- EXERCISE BRIEF
Down to the last line, repeat the data below exactly.

(Web page and app entries)
**********

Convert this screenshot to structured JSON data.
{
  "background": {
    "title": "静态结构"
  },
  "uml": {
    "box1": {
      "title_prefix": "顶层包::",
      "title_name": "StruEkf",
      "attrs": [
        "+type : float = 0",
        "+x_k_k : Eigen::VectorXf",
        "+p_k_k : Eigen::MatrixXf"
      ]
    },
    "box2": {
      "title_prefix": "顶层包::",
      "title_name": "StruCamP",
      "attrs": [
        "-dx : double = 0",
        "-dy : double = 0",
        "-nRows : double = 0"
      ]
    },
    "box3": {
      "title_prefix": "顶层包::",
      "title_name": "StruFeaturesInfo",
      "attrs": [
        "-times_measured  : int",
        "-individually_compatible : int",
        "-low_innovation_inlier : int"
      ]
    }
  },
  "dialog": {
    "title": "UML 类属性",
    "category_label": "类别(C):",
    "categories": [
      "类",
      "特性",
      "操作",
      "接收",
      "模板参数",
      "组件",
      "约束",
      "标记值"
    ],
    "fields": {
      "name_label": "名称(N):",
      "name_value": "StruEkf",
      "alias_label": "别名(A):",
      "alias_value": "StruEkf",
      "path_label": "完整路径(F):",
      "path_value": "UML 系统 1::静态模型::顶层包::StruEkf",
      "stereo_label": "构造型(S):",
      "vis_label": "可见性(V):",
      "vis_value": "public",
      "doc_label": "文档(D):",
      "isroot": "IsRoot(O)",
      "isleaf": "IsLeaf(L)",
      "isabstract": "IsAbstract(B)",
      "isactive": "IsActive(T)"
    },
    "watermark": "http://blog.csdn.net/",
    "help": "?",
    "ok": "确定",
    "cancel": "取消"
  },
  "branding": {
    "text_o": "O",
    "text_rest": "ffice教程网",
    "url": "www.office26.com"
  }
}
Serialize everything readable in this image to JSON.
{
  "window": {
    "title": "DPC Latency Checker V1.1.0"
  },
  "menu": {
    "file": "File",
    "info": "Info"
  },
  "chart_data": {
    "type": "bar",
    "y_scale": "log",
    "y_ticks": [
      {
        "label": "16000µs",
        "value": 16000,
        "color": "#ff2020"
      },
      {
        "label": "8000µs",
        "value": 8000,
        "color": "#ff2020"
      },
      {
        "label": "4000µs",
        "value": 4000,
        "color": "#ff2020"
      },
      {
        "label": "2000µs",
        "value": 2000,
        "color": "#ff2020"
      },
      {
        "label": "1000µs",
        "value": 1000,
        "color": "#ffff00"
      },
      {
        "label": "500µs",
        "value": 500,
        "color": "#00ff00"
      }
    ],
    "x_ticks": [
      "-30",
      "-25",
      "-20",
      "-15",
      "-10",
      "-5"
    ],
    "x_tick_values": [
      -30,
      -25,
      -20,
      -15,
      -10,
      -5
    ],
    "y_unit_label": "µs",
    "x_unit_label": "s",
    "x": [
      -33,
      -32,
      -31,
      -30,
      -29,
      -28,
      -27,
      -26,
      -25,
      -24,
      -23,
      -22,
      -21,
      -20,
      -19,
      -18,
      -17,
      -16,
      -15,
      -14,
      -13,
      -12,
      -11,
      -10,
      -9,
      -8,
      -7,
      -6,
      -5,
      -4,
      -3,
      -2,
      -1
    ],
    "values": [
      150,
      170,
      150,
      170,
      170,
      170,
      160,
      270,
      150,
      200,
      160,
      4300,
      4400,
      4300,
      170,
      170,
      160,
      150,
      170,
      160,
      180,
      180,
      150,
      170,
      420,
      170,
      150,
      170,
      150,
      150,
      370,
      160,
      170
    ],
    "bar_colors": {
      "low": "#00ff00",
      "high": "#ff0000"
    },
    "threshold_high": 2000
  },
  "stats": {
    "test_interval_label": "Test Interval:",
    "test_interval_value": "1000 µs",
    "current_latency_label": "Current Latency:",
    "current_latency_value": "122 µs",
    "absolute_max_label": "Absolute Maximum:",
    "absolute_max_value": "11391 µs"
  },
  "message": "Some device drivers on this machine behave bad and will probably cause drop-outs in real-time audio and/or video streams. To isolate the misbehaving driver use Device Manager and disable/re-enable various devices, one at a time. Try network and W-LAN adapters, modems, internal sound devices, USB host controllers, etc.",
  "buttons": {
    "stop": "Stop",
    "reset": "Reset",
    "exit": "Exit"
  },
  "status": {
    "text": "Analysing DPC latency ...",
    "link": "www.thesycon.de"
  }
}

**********

- ANSWER SPACE
Convert this screenshot to structured JSON data.
{
  "background": {
    "title": "静态结构"
  },
  "uml": {
    "box1": {
      "title_prefix": "顶层包::",
      "title_name": "StruEkf",
      "attrs": [
        "+type : float = 0",
        "+x_k_k : Eigen::VectorXf",
        "+p_k_k : Eigen::MatrixXf"
      ]
    },
    "box2": {
      "title_prefix": "顶层包::",
      "title_name": "StruCamP",
      "attrs": [
        "-dx : double = 0",
        "-dy : double = 0",
        "-nRows : double = 0"
      ]
    },
    "box3": {
      "title_prefix": "顶层包::",
      "title_name": "StruFeaturesInfo",
      "attrs": [
        "-times_measured  : int",
        "-individually_compatible : int",
        "-low_innovation_inlier : int"
      ]
    }
  },
  "dialog": {
    "title": "UML 类属性",
    "category_label": "类别(C):",
    "categories": [
      "类",
      "特性",
      "操作",
      "接收",
      "模板参数",
      "组件",
      "约束",
      "标记值"
    ],
    "fields": {
      "name_label": "名称(N):",
      "name_value": "StruEkf",
      "alias_label": "别名(A):",
      "alias_value": "StruEkf",
      "path_label": "完整路径(F):",
      "path_value": "UML 系统 1::静态模型::顶层包::StruEkf",
      "stereo_label": "构造型(S):",
      "vis_label": "可见性(V):",
      "vis_value": "public",
      "doc_label": "文档(D):",
      "isroot": "IsRoot(O)",
      "isleaf": "IsLeaf(L)",
      "isabstract": "IsAbstract(B)",
      "isactive": "IsActive(T)"
    },
    "watermark": "http://blog.csdn.net/",
    "help": "?",
    "ok": "确定",
    "cancel": "取消"
  },
  "branding": {
    "text_o": "O",
    "text_rest": "ffice教程网",
    "url": "www.office26.com"
  }
}
Serialize everything readable in this image to JSON.
{
  "window": {
    "title": "DPC Latency Checker V1.1.0"
  },
  "menu": {
    "file": "File",
    "info": "Info"
  },
  "chart_data": {
    "type": "bar",
    "y_scale": "log",
    "y_ticks": [
      {
        "label": "16000µs",
        "value": 16000,
        "color": "#ff2020"
      },
      {
        "label": "8000µs",
        "value": 8000,
        "color": "#ff2020"
      },
      {
        "label": "4000µs",
        "value": 4000,
        "color": "#ff2020"
      },
      {
        "label": "2000µs",
        "value": 2000,
        "color": "#ff2020"
      },
      {
        "label": "1000µs",
        "value": 1000,
        "color": "#ffff00"
      },
      {
        "label": "500µs",
        "value": 500,
        "color": "#00ff00"
      }
    ],
    "x_ticks": [
      "-30",
      "-25",
      "-20",
      "-15",
      "-10",
      "-5"
    ],
    "x_tick_values": [
      -30,
      -25,
      -20,
      -15,
      -10,
      -5
    ],
    "y_unit_label": "µs",
    "x_unit_label": "s",
    "x": [
      -33,
      -32,
      -31,
      -30,
      -29,
      -28,
      -27,
      -26,
      -25,
      -24,
      -23,
      -22,
      -21,
      -20,
      -19,
      -18,
      -17,
      -16,
      -15,
      -14,
      -13,
      -12,
      -11,
      -10,
      -9,
      -8,
      -7,
      -6,
      -5,
      -4,
      -3,
      -2,
      -1
    ],
    "values": [
      150,
      170,
      150,
      170,
      170,
      170,
      160,
      270,
      150,
      200,
      160,
      4300,
      4400,
      4300,
      170,
      170,
      160,
      150,
      170,
      160,
      180,
      180,
      150,
      170,
      420,
      170,
      150,
      170,
      150,
      150,
      370,
      160,
      170
    ],
    "bar_colors": {
      "low": "#00ff00",
      "high": "#ff0000"
    },
    "threshold_high": 2000
  },
  "stats": {
    "test_interval_label": "Test Interval:",
    "test_interval_value": "1000 µs",
    "current_latency_label": "Current Latency:",
    "current_latency_value": "122 µs",
    "absolute_max_label": "Absolute Maximum:",
    "absolute_max_value": "11391 µs"
  },
  "message": "Some device drivers on this machine behave bad and will probably cause drop-outs in real-time audio and/or video streams. To isolate the misbehaving driver use Device Manager and disable/re-enable various devices, one at a time. Try network and W-LAN adapters, modems, internal sound devices, USB host controllers, etc.",
  "buttons": {
    "stop": "Stop",
    "reset": "Reset",
    "exit": "Exit"
  },
  "status": {
    "text": "Analysing DPC latency ...",
    "link": "www.thesycon.de"
  }
}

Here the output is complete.